Engineering control devices can help to reduce risk to individuals in the workplace, but there are many topics to consider when implementing these devices. In order to ensure proper devices are selected for specific safety applications, a basic understanding of the performance and design requirements for individual components for risk reduction is required. The five core pillars of functional safety have been a focus in recent years, one of those key topics is the concept of safety distance.
Safety distance is defined as “the minimum distance an engineered control (guard or device) is installed from a hazard such that individuals are not exposed to the hazard.” Safety distance considerations in relation to guards and other protective structures was examined in Part 4 of our white paper series, but what about safety distance considerations of protective devices as addressed in the latest ANSI B11.19 Standard? Safety distance for point-of-operation devices such as light curtains, laser scanners, two-hand controls, and two-hand trip devices are addressed in the updated standard to provide clarity on how best to calculate safety distance.
With this recent update of the ANSI B11.19 Standard, we’d like to provide you an overview of how this new standard may affect your facility and what you can do to stay compliant.
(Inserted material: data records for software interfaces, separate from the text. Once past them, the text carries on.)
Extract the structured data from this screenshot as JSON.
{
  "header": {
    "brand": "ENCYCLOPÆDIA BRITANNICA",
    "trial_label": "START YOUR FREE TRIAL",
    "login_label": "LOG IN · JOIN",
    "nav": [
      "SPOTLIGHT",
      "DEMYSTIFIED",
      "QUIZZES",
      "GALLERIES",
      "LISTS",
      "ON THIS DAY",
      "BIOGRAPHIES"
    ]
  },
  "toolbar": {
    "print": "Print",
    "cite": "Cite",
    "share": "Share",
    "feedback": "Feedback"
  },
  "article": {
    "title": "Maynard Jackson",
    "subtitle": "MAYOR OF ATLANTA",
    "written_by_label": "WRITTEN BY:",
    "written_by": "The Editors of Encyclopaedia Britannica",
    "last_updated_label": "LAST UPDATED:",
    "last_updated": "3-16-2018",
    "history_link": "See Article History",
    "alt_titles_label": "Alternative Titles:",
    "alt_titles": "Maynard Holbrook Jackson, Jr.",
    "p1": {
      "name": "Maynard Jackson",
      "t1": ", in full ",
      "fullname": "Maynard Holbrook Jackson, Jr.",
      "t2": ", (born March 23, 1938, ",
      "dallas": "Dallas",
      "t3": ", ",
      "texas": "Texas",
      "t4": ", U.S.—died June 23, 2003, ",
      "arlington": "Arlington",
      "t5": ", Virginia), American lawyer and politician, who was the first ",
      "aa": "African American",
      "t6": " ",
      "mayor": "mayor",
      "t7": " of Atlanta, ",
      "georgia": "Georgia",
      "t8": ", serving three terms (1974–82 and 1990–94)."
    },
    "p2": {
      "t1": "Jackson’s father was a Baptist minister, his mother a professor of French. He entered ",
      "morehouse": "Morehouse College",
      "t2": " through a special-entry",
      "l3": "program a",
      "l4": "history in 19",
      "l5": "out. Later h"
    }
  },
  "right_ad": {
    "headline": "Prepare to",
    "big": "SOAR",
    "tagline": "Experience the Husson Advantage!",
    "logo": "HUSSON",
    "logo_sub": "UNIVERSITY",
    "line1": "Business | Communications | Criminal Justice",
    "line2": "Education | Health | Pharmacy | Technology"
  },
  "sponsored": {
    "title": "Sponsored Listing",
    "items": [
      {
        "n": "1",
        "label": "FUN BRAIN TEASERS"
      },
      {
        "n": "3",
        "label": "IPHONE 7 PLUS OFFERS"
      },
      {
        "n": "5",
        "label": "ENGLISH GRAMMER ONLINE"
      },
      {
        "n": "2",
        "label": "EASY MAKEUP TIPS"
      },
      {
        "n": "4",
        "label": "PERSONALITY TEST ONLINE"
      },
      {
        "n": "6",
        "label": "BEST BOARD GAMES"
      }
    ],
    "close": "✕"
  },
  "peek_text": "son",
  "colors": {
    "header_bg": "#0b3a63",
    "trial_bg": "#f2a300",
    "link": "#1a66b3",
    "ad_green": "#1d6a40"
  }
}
In this six part white paper series, each paper will highlight a different aspect of the newest edition of the standard.
In this fifth white paper, we’ll discuss basic concepts and additions/modifications made regarding safety distance considerations for devices in the latest ANSI B11.19 Standard. Miss the previous four white papers? Check out Part 1, Part 2, Part 3, and Part 4!
This white paper series is meant for guidance only and is accurate as of the time of publication. When implementing any safety measures, we recommend consulting a safety professional.